# What you will do:
Reproduce exactly the span of lines beginning at the one with "Extract the structured" and ending at the last line of the data below, omitting pictures.

[Dataset records]
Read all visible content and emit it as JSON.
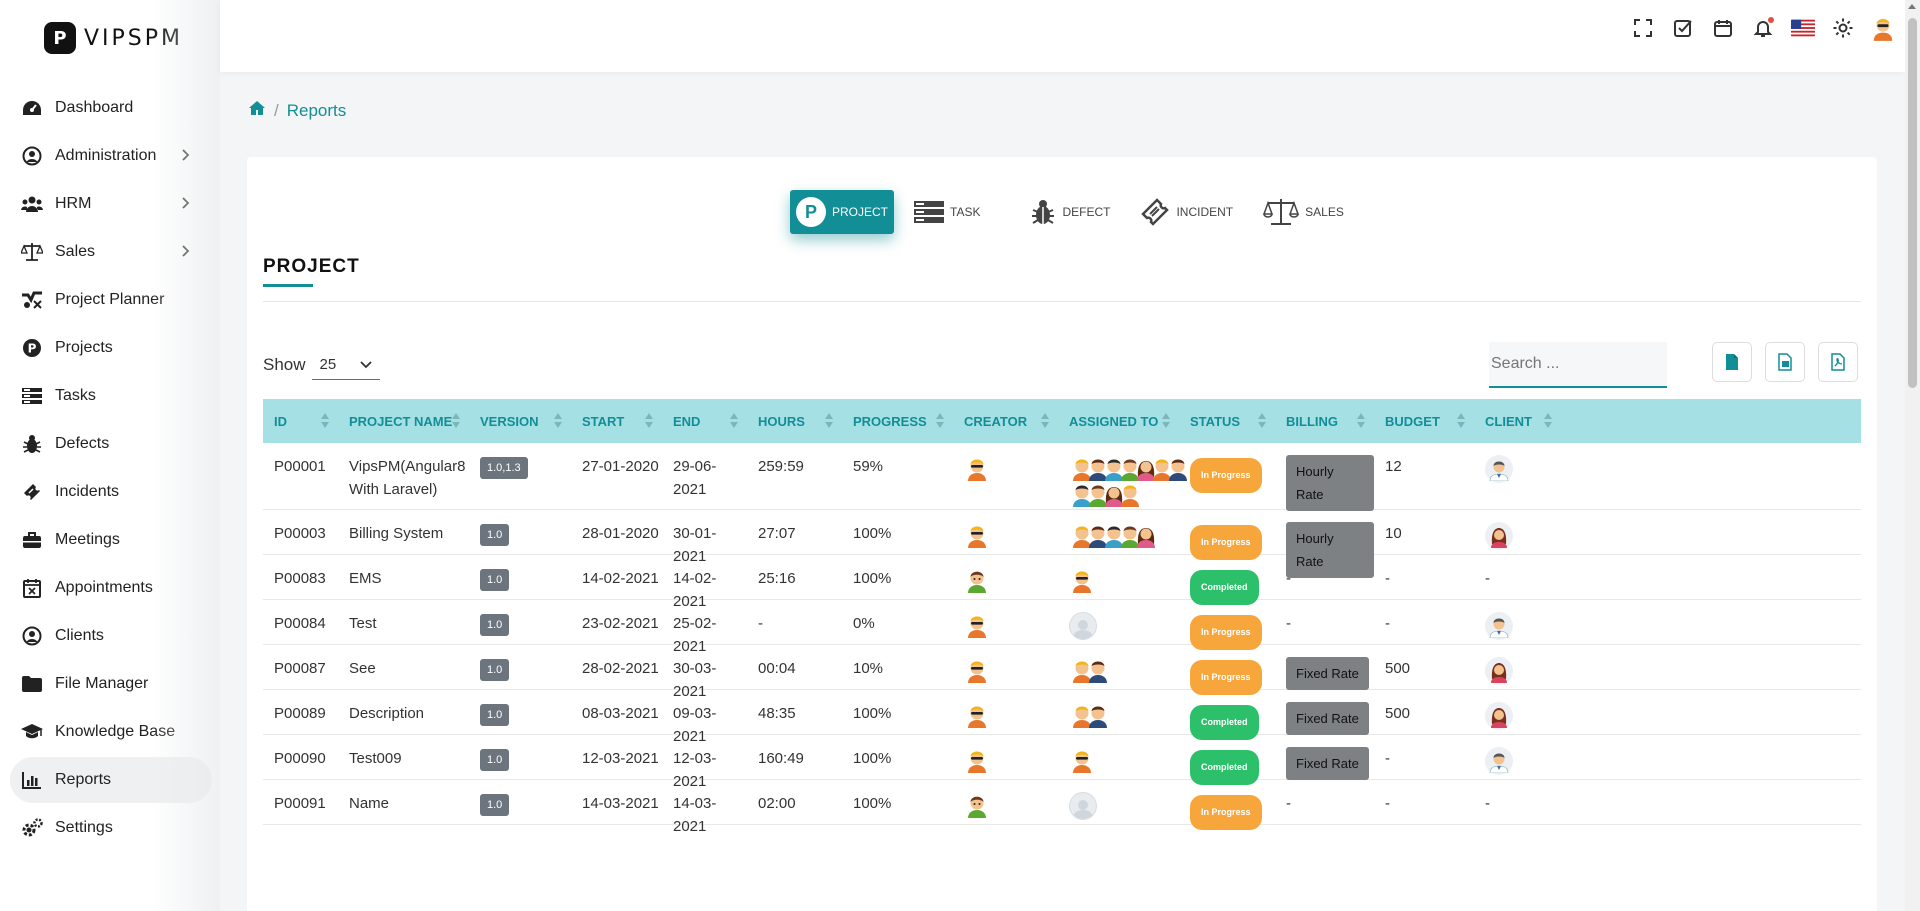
{
  "brand": {
    "name": "VIPSPM"
  },
  "sidebar": {
    "items": [
      {
        "label": "Dashboard",
        "icon": "dashboard-icon",
        "has_children": false
      },
      {
        "label": "Administration",
        "icon": "user-icon",
        "has_children": true
      },
      {
        "label": "HRM",
        "icon": "users-icon",
        "has_children": true
      },
      {
        "label": "Sales",
        "icon": "scale-icon",
        "has_children": true
      },
      {
        "label": "Project Planner",
        "icon": "planner-icon",
        "has_children": false
      },
      {
        "label": "Projects",
        "icon": "p-circle-icon",
        "has_children": false
      },
      {
        "label": "Tasks",
        "icon": "tasks-icon",
        "has_children": false
      },
      {
        "label": "Defects",
        "icon": "bug-icon",
        "has_children": false
      },
      {
        "label": "Incidents",
        "icon": "ticket-icon",
        "has_children": false
      },
      {
        "label": "Meetings",
        "icon": "briefcase-icon",
        "has_children": false
      },
      {
        "label": "Appointments",
        "icon": "calendar-x-icon",
        "has_children": false
      },
      {
        "label": "Clients",
        "icon": "user-icon",
        "has_children": false
      },
      {
        "label": "File Manager",
        "icon": "folder-icon",
        "has_children": false
      },
      {
        "label": "Knowledge Base",
        "icon": "graduation-cap-icon",
        "has_children": false
      },
      {
        "label": "Reports",
        "icon": "bar-chart-icon",
        "has_children": false,
        "active": true
      },
      {
        "label": "Settings",
        "icon": "cogs-icon",
        "has_children": false
      }
    ]
  },
  "header": {
    "icons": [
      "fullscreen-icon",
      "checkbox-icon",
      "calendar-icon",
      "bell-icon",
      "us-flag-icon",
      "gear-icon",
      "user-avatar"
    ]
  },
  "breadcrumb": {
    "home_icon": "home-icon",
    "current": "Reports"
  },
  "report_tabs": [
    {
      "label": "PROJECT",
      "icon": "p-circle-icon",
      "active": true
    },
    {
      "label": "TASK",
      "icon": "server-icon"
    },
    {
      "label": "DEFECT",
      "icon": "bug-icon"
    },
    {
      "label": "INCIDENT",
      "icon": "ticket-icon"
    },
    {
      "label": "SALES",
      "icon": "scale-icon"
    }
  ],
  "section": {
    "title": "PROJECT"
  },
  "controls": {
    "show_label": "Show",
    "page_size": "25",
    "search_placeholder": "Search ...",
    "export_buttons": [
      "export-csv-icon",
      "export-excel-icon",
      "export-pdf-icon"
    ]
  },
  "table": {
    "columns": [
      "ID",
      "PROJECT NAME",
      "VERSION",
      "START",
      "END",
      "HOURS",
      "PROGRESS",
      "CREATOR",
      "ASSIGNED TO",
      "STATUS",
      "BILLING",
      "BUDGET",
      "CLIENT"
    ],
    "rows": [
      {
        "id": "P00001",
        "name": "VipsPM(Angular8 With Laravel)",
        "version": "1.0,1.3",
        "start": "27-01-2020",
        "end": "29-06-2021",
        "hours": "259:59",
        "progress": "59%",
        "creator": "glasses",
        "assigned": 11,
        "status": "In Progress",
        "billing": "Hourly Rate",
        "budget": "12",
        "client": "doctor"
      },
      {
        "id": "P00003",
        "name": "Billing System",
        "version": "1.0",
        "start": "28-01-2020",
        "end": "30-01-2021",
        "hours": "27:07",
        "progress": "100%",
        "creator": "glasses",
        "assigned": 5,
        "status": "In Progress",
        "billing": "Hourly Rate",
        "budget": "10",
        "client": "woman"
      },
      {
        "id": "P00083",
        "name": "EMS",
        "version": "1.0",
        "start": "14-02-2021",
        "end": "14-02-2021",
        "hours": "25:16",
        "progress": "100%",
        "creator": "green",
        "assigned": 1,
        "status": "Completed",
        "billing": "-",
        "budget": "-",
        "client": "-"
      },
      {
        "id": "P00084",
        "name": "Test",
        "version": "1.0",
        "start": "23-02-2021",
        "end": "25-02-2021",
        "hours": "-",
        "progress": "0%",
        "creator": "glasses",
        "assigned": 0,
        "status": "In Progress",
        "billing": "-",
        "budget": "-",
        "client": "doctor"
      },
      {
        "id": "P00087",
        "name": "See",
        "version": "1.0",
        "start": "28-02-2021",
        "end": "30-03-2021",
        "hours": "00:04",
        "progress": "10%",
        "creator": "glasses",
        "assigned": 2,
        "status": "In Progress",
        "billing": "Fixed Rate",
        "budget": "500",
        "client": "woman"
      },
      {
        "id": "P00089",
        "name": "Description",
        "version": "1.0",
        "start": "08-03-2021",
        "end": "09-03-2021",
        "hours": "48:35",
        "progress": "100%",
        "creator": "glasses",
        "assigned": 2,
        "status": "Completed",
        "billing": "Fixed Rate",
        "budget": "500",
        "client": "woman"
      },
      {
        "id": "P00090",
        "name": "Test009",
        "version": "1.0",
        "start": "12-03-2021",
        "end": "12-03-2021",
        "hours": "160:49",
        "progress": "100%",
        "creator": "glasses",
        "assigned": 1,
        "status": "Completed",
        "billing": "Fixed Rate",
        "budget": "-",
        "client": "doctor"
      },
      {
        "id": "P00091",
        "name": "Name",
        "version": "1.0",
        "start": "14-03-2021",
        "end": "14-03-2021",
        "hours": "02:00",
        "progress": "100%",
        "creator": "green",
        "assigned": 0,
        "status": "In Progress",
        "billing": "-",
        "budget": "-",
        "client": "-"
      }
    ]
  },
  "colors": {
    "accent": "#128e96",
    "table_head": "#a5e0e5",
    "in_progress": "#f7a63b",
    "completed": "#2cc06b"
  }
}
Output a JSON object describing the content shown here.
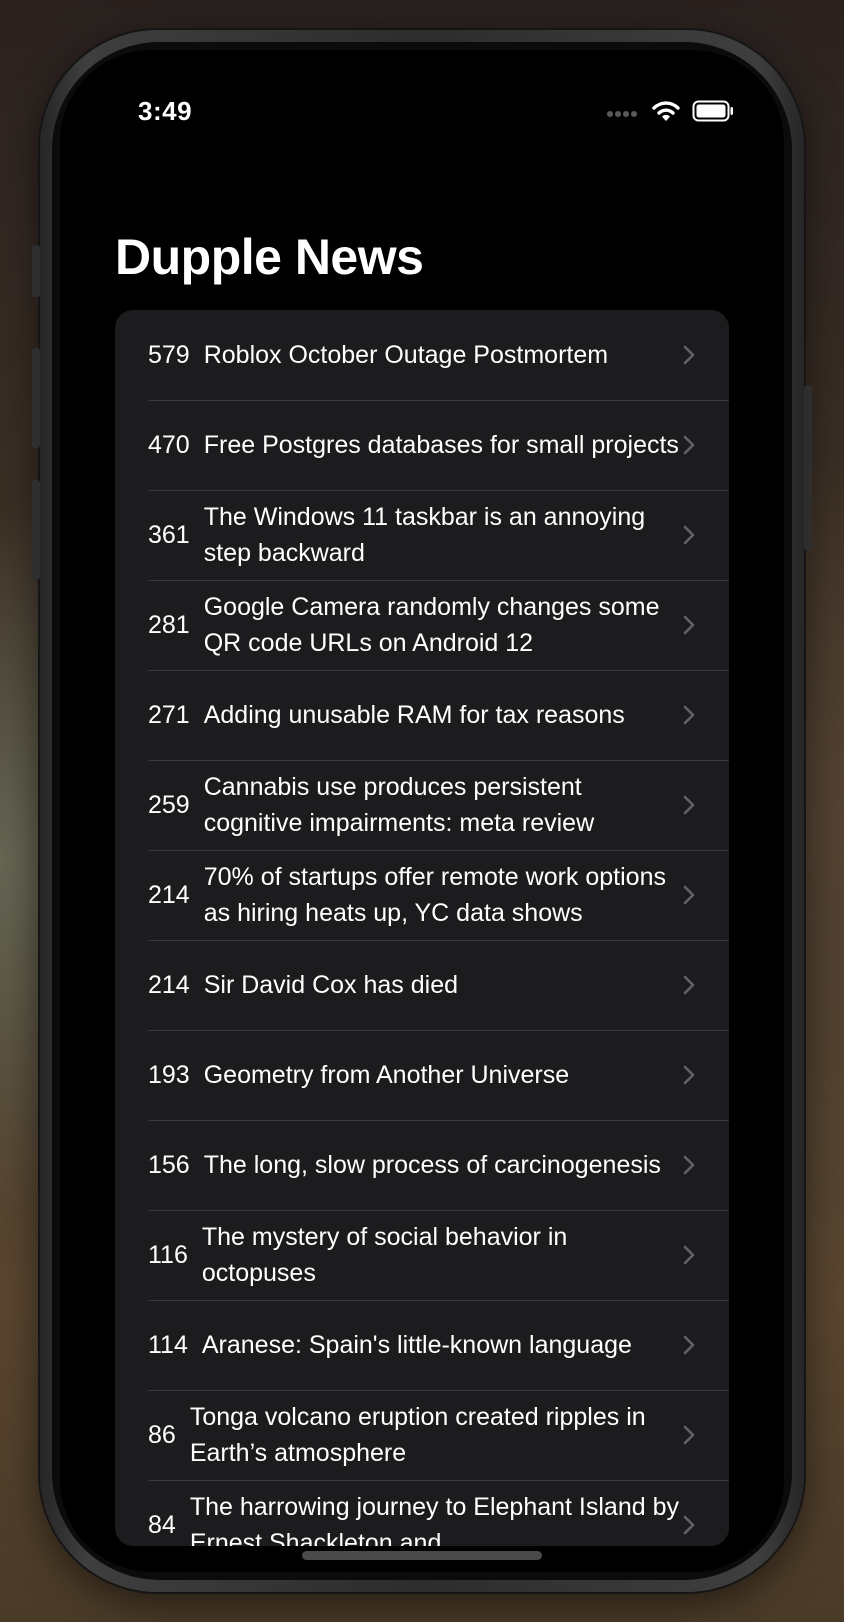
{
  "status_bar": {
    "time": "3:49"
  },
  "app": {
    "title": "Dupple News"
  },
  "stories": [
    {
      "points": "579",
      "title": "Roblox October Outage Postmortem"
    },
    {
      "points": "470",
      "title": "Free Postgres databases for small projects"
    },
    {
      "points": "361",
      "title": "The Windows 11 taskbar is an annoying step backward"
    },
    {
      "points": "281",
      "title": "Google Camera randomly changes some QR code URLs on Android 12"
    },
    {
      "points": "271",
      "title": "Adding unusable RAM for tax reasons"
    },
    {
      "points": "259",
      "title": "Cannabis use produces persistent cognitive impairments: meta review"
    },
    {
      "points": "214",
      "title": "70% of startups offer remote work options as hiring heats up, YC data shows"
    },
    {
      "points": "214",
      "title": "Sir David Cox has died"
    },
    {
      "points": "193",
      "title": "Geometry from Another Universe"
    },
    {
      "points": "156",
      "title": "The long, slow process of carcinogenesis"
    },
    {
      "points": "116",
      "title": "The mystery of social behavior in octopuses"
    },
    {
      "points": "114",
      "title": "Aranese: Spain's little-known language"
    },
    {
      "points": "86",
      "title": "Tonga volcano eruption created ripples in Earth’s atmosphere"
    },
    {
      "points": "84",
      "title": "The harrowing journey to Elephant Island by Ernest Shackleton and"
    }
  ],
  "icons": {
    "row_disclosure": "chevron-right-icon",
    "signal": "cellular-signal-icon",
    "wifi": "wifi-icon",
    "battery": "battery-icon"
  },
  "colors": {
    "background": "#000000",
    "list_background": "#1c1c1e",
    "separator": "#38383a",
    "text": "#ffffff",
    "chevron": "#636366"
  }
}
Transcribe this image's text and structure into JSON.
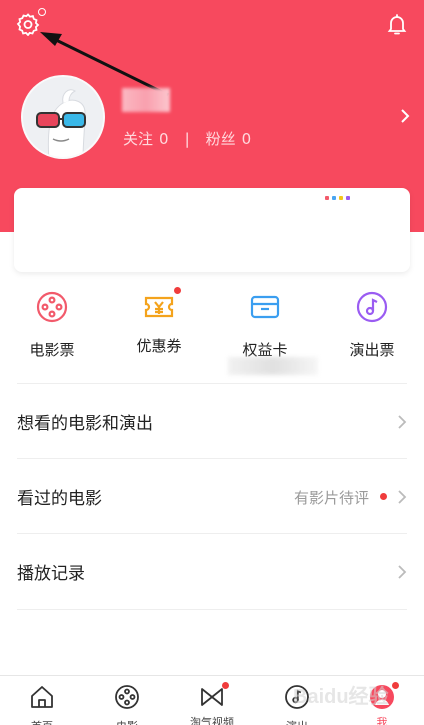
{
  "header": {
    "settings_icon": "gear-icon",
    "notification_icon": "bell-icon",
    "bg_color": "#f7495e"
  },
  "profile": {
    "follow_label": "关注",
    "follow_count": "0",
    "separator": "|",
    "fans_label": "粉丝",
    "fans_count": "0"
  },
  "shortcuts": [
    {
      "label": "电影票",
      "icon": "film-reel-icon",
      "color": "#f25a6b",
      "badge": false
    },
    {
      "label": "优惠券",
      "icon": "coupon-icon",
      "color": "#f4a31c",
      "badge": true
    },
    {
      "label": "权益卡",
      "icon": "card-icon",
      "color": "#3a9ef0",
      "badge": false
    },
    {
      "label": "演出票",
      "icon": "music-disc-icon",
      "color": "#9a5cf2",
      "badge": false
    }
  ],
  "list": [
    {
      "title": "想看的电影和演出",
      "sub": ""
    },
    {
      "title": "看过的电影",
      "sub": "有影片待评"
    },
    {
      "title": "播放记录",
      "sub": ""
    }
  ],
  "tabbar": [
    {
      "label": "首页",
      "icon": "home-icon"
    },
    {
      "label": "电影",
      "icon": "film-reel-icon"
    },
    {
      "label": "淘气视频",
      "icon": "video-bowtie-icon"
    },
    {
      "label": "演出",
      "icon": "music-disc-icon"
    },
    {
      "label": "我",
      "icon": "profile-icon"
    }
  ],
  "watermark": "Baidu经验"
}
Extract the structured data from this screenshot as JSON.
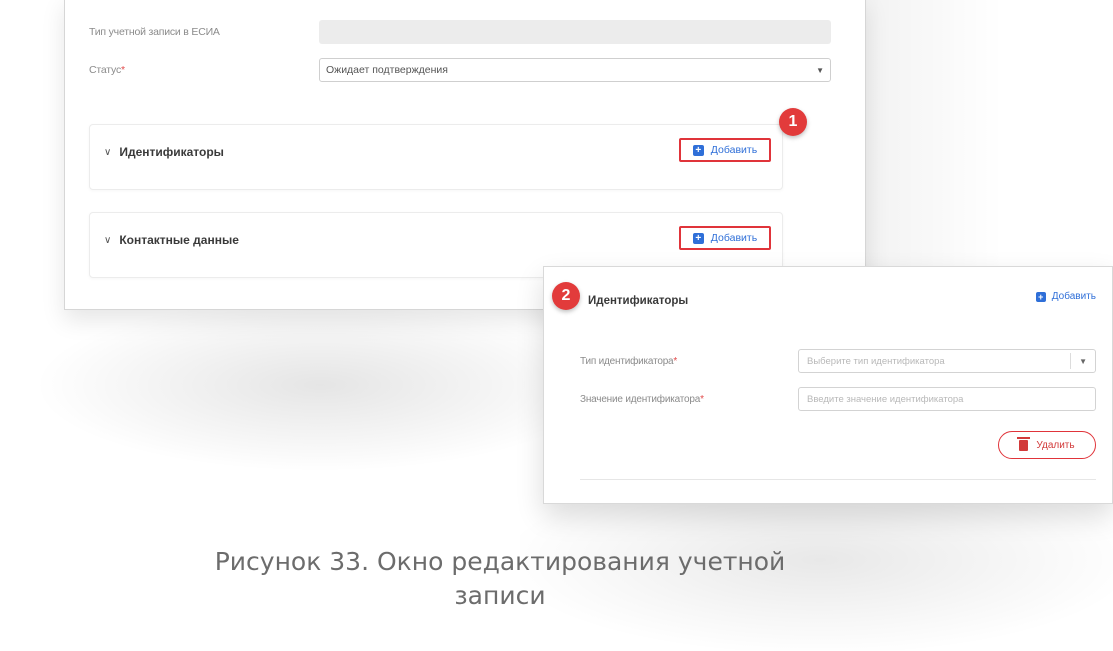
{
  "form": {
    "esia_type_label": "Тип учетной записи в ЕСИА",
    "status_label": "Статус",
    "status_value": "Ожидает подтверждения",
    "required_mark": "*"
  },
  "sections": {
    "identifiers_title": "Идентификаторы",
    "contacts_title": "Контактные данные",
    "add_label": "Добавить"
  },
  "badges": {
    "first": "1",
    "second": "2"
  },
  "zoom_panel": {
    "title": "Идентификаторы",
    "add_label": "Добавить",
    "id_type_label": "Тип идентификатора",
    "id_type_placeholder": "Выберите тип идентификатора",
    "id_value_label": "Значение идентификатора",
    "id_value_placeholder": "Введите значение идентификатора",
    "delete_label": "Удалить",
    "required_mark": "*"
  },
  "caption": {
    "line1": "Рисунок 33. Окно редактирования учетной",
    "line2": "записи"
  },
  "icons": {
    "chevron": "chevron-down-icon",
    "add": "plus-square-icon",
    "select": "caret-down-icon",
    "delete": "trash-icon"
  },
  "colors": {
    "accent_blue": "#2f6fd8",
    "highlight_red": "#e0343a",
    "badge_red": "#e23b3b"
  }
}
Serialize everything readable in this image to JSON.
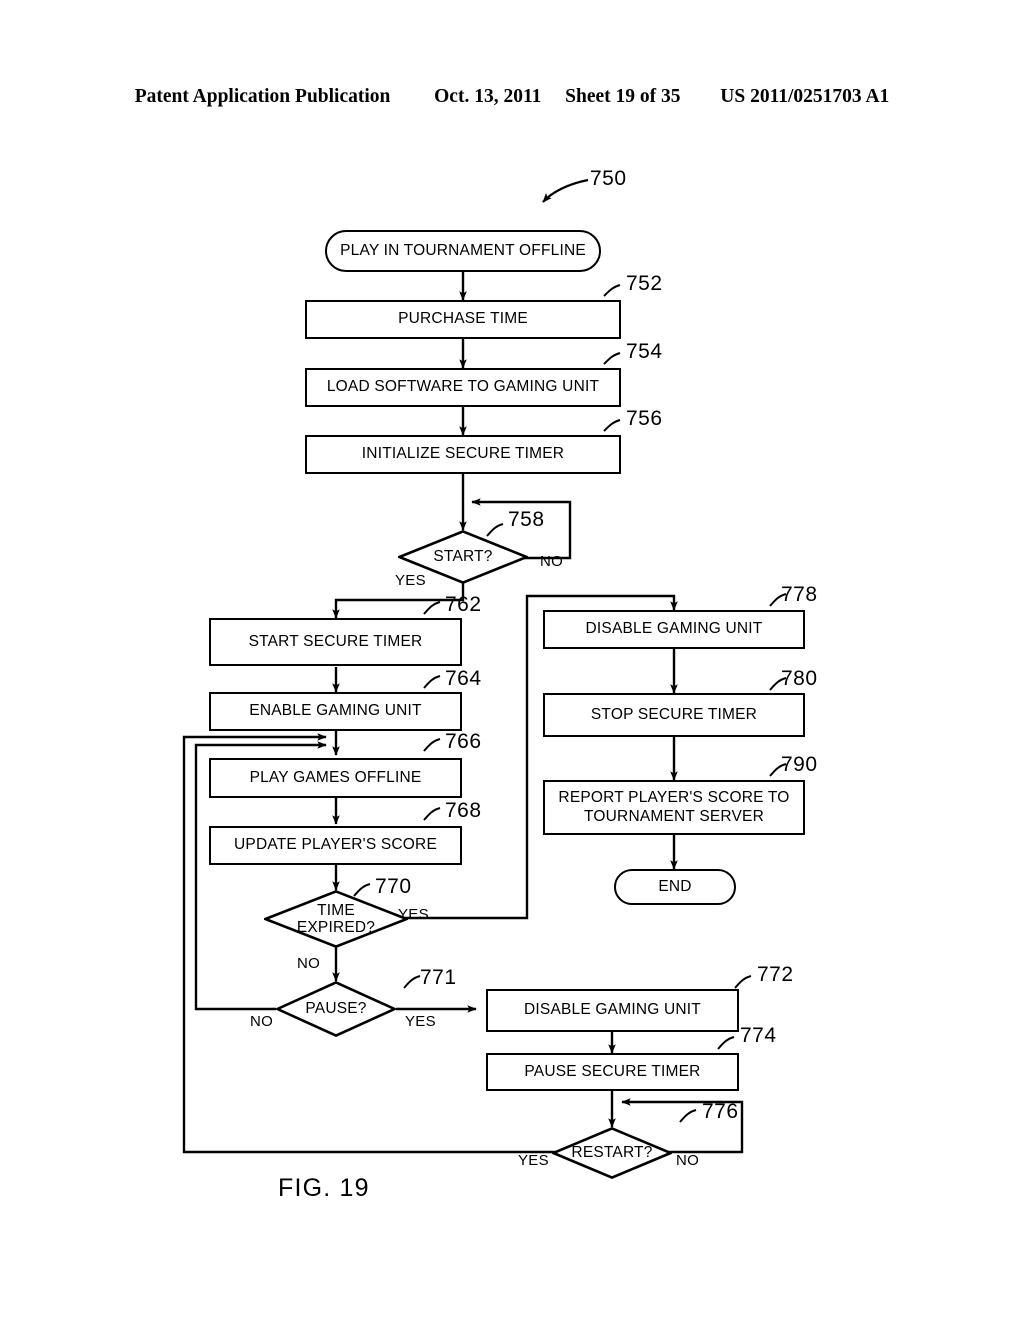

# Answer for this exercise:
Extract the structured data from this screenshot as JSON.
{
  "form": {
    "esia_type_label": "Тип учетной записи в ЕСИА",
    "status_label": "Статус",
    "status_value": "Ожидает подтверждения",
    "required_mark": "*"
  },
  "sections": {
    "identifiers_title": "Идентификаторы",
    "contacts_title": "Контактные данные",
    "add_label": "Добавить"
  },
  "badges": {
    "first": "1",
    "second": "2"
  },
  "zoom_panel": {
    "title": "Идентификаторы",
    "add_label": "Добавить",
    "id_type_label": "Тип идентификатора",
    "id_type_placeholder": "Выберите тип идентификатора",
    "id_value_label": "Значение идентификатора",
    "id_value_placeholder": "Введите значение идентификатора",
    "delete_label": "Удалить",
    "required_mark": "*"
  },
  "caption": {
    "line1": "Рисунок 33. Окно редактирования учетной",
    "line2": "записи"
  },
  "icons": {
    "chevron": "chevron-down-icon",
    "add": "plus-square-icon",
    "select": "caret-down-icon",
    "delete": "trash-icon"
  },
  "colors": {
    "accent_blue": "#2f6fd8",
    "highlight_red": "#e0343a",
    "badge_red": "#e23b3b"
  }
}
Serialize everything readable in this image to JSON.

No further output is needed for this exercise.